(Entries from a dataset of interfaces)
....................
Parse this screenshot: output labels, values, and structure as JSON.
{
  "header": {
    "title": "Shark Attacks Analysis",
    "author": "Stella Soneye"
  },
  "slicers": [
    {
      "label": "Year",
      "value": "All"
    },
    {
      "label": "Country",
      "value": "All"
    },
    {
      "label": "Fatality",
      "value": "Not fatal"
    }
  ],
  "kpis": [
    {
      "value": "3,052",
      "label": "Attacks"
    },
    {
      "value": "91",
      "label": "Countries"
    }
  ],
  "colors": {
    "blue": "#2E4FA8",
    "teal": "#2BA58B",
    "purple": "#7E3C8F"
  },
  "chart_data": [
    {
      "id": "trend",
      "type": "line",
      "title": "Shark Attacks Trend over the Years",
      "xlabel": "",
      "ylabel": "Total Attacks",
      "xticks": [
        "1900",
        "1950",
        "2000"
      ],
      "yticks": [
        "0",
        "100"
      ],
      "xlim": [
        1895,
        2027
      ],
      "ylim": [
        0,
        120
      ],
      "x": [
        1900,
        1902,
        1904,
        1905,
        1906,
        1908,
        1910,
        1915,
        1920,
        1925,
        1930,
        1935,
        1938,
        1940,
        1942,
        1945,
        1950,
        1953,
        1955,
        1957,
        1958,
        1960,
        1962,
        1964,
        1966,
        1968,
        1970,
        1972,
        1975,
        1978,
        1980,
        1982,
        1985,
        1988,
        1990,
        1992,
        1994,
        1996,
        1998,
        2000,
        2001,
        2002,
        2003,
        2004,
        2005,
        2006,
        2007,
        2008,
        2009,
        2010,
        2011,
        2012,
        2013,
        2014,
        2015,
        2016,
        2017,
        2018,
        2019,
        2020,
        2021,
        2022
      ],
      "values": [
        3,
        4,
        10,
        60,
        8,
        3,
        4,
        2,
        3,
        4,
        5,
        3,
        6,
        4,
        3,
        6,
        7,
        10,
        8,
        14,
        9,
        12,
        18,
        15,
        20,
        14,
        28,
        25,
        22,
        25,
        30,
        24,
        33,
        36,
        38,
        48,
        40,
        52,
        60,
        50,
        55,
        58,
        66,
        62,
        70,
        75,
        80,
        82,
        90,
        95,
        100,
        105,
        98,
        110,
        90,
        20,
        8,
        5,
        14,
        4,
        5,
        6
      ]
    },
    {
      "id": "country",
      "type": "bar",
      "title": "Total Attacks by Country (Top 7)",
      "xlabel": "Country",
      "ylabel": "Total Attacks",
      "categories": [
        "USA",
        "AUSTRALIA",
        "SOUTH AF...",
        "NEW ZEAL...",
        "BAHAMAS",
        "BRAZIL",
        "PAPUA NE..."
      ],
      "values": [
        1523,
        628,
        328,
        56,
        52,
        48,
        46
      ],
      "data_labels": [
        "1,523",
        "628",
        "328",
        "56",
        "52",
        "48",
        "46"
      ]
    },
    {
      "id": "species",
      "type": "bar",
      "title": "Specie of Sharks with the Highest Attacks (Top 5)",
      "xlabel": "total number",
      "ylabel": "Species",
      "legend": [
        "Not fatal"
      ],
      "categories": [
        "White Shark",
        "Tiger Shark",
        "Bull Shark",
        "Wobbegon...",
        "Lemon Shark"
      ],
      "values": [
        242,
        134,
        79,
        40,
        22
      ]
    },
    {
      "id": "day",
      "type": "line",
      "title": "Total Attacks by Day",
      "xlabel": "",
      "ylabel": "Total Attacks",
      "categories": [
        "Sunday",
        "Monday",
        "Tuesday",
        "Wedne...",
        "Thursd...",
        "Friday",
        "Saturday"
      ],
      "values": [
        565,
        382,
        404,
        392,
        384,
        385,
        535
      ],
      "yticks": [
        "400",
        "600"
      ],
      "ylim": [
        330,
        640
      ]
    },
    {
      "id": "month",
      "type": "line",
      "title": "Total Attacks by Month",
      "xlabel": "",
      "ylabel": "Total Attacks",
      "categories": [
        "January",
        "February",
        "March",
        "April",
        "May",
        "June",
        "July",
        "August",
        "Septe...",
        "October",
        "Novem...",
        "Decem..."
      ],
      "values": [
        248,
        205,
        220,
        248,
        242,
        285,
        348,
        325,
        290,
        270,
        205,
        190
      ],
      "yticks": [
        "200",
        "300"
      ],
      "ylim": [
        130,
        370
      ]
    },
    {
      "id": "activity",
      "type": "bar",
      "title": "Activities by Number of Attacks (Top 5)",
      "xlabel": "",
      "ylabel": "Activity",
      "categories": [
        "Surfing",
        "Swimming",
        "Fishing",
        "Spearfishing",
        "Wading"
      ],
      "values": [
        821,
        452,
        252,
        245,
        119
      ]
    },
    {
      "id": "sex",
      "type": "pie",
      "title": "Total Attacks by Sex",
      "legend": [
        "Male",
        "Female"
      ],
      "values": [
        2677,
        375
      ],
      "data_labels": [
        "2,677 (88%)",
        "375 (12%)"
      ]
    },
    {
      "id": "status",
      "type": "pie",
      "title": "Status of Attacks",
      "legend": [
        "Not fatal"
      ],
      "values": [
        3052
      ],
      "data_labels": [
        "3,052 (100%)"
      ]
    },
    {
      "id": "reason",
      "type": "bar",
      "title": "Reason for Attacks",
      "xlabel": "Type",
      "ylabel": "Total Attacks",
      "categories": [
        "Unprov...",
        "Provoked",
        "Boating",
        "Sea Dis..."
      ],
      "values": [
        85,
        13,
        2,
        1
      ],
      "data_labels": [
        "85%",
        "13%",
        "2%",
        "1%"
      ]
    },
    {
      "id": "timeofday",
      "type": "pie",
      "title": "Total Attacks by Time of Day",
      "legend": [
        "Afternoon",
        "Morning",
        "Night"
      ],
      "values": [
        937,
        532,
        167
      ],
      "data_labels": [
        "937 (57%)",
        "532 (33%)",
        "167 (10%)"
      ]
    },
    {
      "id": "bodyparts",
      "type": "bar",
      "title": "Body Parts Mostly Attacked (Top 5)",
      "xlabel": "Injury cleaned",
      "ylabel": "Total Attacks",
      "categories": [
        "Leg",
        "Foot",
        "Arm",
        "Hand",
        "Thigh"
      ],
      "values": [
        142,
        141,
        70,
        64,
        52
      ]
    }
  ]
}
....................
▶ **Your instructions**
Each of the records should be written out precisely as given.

▶ **Task result**
Parse this screenshot: output labels, values, and structure as JSON.
{
  "header": {
    "title": "Shark Attacks Analysis",
    "author": "Stella Soneye"
  },
  "slicers": [
    {
      "label": "Year",
      "value": "All"
    },
    {
      "label": "Country",
      "value": "All"
    },
    {
      "label": "Fatality",
      "value": "Not fatal"
    }
  ],
  "kpis": [
    {
      "value": "3,052",
      "label": "Attacks"
    },
    {
      "value": "91",
      "label": "Countries"
    }
  ],
  "colors": {
    "blue": "#2E4FA8",
    "teal": "#2BA58B",
    "purple": "#7E3C8F"
  },
  "chart_data": [
    {
      "id": "trend",
      "type": "line",
      "title": "Shark Attacks Trend over the Years",
      "xlabel": "",
      "ylabel": "Total Attacks",
      "xticks": [
        "1900",
        "1950",
        "2000"
      ],
      "yticks": [
        "0",
        "100"
      ],
      "xlim": [
        1895,
        2027
      ],
      "ylim": [
        0,
        120
      ],
      "x": [
        1900,
        1902,
        1904,
        1905,
        1906,
        1908,
        1910,
        1915,
        1920,
        1925,
        1930,
        1935,
        1938,
        1940,
        1942,
        1945,
        1950,
        1953,
        1955,
        1957,
        1958,
        1960,
        1962,
        1964,
        1966,
        1968,
        1970,
        1972,
        1975,
        1978,
        1980,
        1982,
        1985,
        1988,
        1990,
        1992,
        1994,
        1996,
        1998,
        2000,
        2001,
        2002,
        2003,
        2004,
        2005,
        2006,
        2007,
        2008,
        2009,
        2010,
        2011,
        2012,
        2013,
        2014,
        2015,
        2016,
        2017,
        2018,
        2019,
        2020,
        2021,
        2022
      ],
      "values": [
        3,
        4,
        10,
        60,
        8,
        3,
        4,
        2,
        3,
        4,
        5,
        3,
        6,
        4,
        3,
        6,
        7,
        10,
        8,
        14,
        9,
        12,
        18,
        15,
        20,
        14,
        28,
        25,
        22,
        25,
        30,
        24,
        33,
        36,
        38,
        48,
        40,
        52,
        60,
        50,
        55,
        58,
        66,
        62,
        70,
        75,
        80,
        82,
        90,
        95,
        100,
        105,
        98,
        110,
        90,
        20,
        8,
        5,
        14,
        4,
        5,
        6
      ]
    },
    {
      "id": "country",
      "type": "bar",
      "title": "Total Attacks by Country (Top 7)",
      "xlabel": "Country",
      "ylabel": "Total Attacks",
      "categories": [
        "USA",
        "AUSTRALIA",
        "SOUTH AF...",
        "NEW ZEAL...",
        "BAHAMAS",
        "BRAZIL",
        "PAPUA NE..."
      ],
      "values": [
        1523,
        628,
        328,
        56,
        52,
        48,
        46
      ],
      "data_labels": [
        "1,523",
        "628",
        "328",
        "56",
        "52",
        "48",
        "46"
      ]
    },
    {
      "id": "species",
      "type": "bar",
      "title": "Specie of Sharks with the Highest Attacks (Top 5)",
      "xlabel": "total number",
      "ylabel": "Species",
      "legend": [
        "Not fatal"
      ],
      "categories": [
        "White Shark",
        "Tiger Shark",
        "Bull Shark",
        "Wobbegon...",
        "Lemon Shark"
      ],
      "values": [
        242,
        134,
        79,
        40,
        22
      ]
    },
    {
      "id": "day",
      "type": "line",
      "title": "Total Attacks by Day",
      "xlabel": "",
      "ylabel": "Total Attacks",
      "categories": [
        "Sunday",
        "Monday",
        "Tuesday",
        "Wedne...",
        "Thursd...",
        "Friday",
        "Saturday"
      ],
      "values": [
        565,
        382,
        404,
        392,
        384,
        385,
        535
      ],
      "yticks": [
        "400",
        "600"
      ],
      "ylim": [
        330,
        640
      ]
    },
    {
      "id": "month",
      "type": "line",
      "title": "Total Attacks by Month",
      "xlabel": "",
      "ylabel": "Total Attacks",
      "categories": [
        "January",
        "February",
        "March",
        "April",
        "May",
        "June",
        "July",
        "August",
        "Septe...",
        "October",
        "Novem...",
        "Decem..."
      ],
      "values": [
        248,
        205,
        220,
        248,
        242,
        285,
        348,
        325,
        290,
        270,
        205,
        190
      ],
      "yticks": [
        "200",
        "300"
      ],
      "ylim": [
        130,
        370
      ]
    },
    {
      "id": "activity",
      "type": "bar",
      "title": "Activities by Number of Attacks (Top 5)",
      "xlabel": "",
      "ylabel": "Activity",
      "categories": [
        "Surfing",
        "Swimming",
        "Fishing",
        "Spearfishing",
        "Wading"
      ],
      "values": [
        821,
        452,
        252,
        245,
        119
      ]
    },
    {
      "id": "sex",
      "type": "pie",
      "title": "Total Attacks by Sex",
      "legend": [
        "Male",
        "Female"
      ],
      "values": [
        2677,
        375
      ],
      "data_labels": [
        "2,677 (88%)",
        "375 (12%)"
      ]
    },
    {
      "id": "status",
      "type": "pie",
      "title": "Status of Attacks",
      "legend": [
        "Not fatal"
      ],
      "values": [
        3052
      ],
      "data_labels": [
        "3,052 (100%)"
      ]
    },
    {
      "id": "reason",
      "type": "bar",
      "title": "Reason for Attacks",
      "xlabel": "Type",
      "ylabel": "Total Attacks",
      "categories": [
        "Unprov...",
        "Provoked",
        "Boating",
        "Sea Dis..."
      ],
      "values": [
        85,
        13,
        2,
        1
      ],
      "data_labels": [
        "85%",
        "13%",
        "2%",
        "1%"
      ]
    },
    {
      "id": "timeofday",
      "type": "pie",
      "title": "Total Attacks by Time of Day",
      "legend": [
        "Afternoon",
        "Morning",
        "Night"
      ],
      "values": [
        937,
        532,
        167
      ],
      "data_labels": [
        "937 (57%)",
        "532 (33%)",
        "167 (10%)"
      ]
    },
    {
      "id": "bodyparts",
      "type": "bar",
      "title": "Body Parts Mostly Attacked (Top 5)",
      "xlabel": "Injury cleaned",
      "ylabel": "Total Attacks",
      "categories": [
        "Leg",
        "Foot",
        "Arm",
        "Hand",
        "Thigh"
      ],
      "values": [
        142,
        141,
        70,
        64,
        52
      ]
    }
  ]
}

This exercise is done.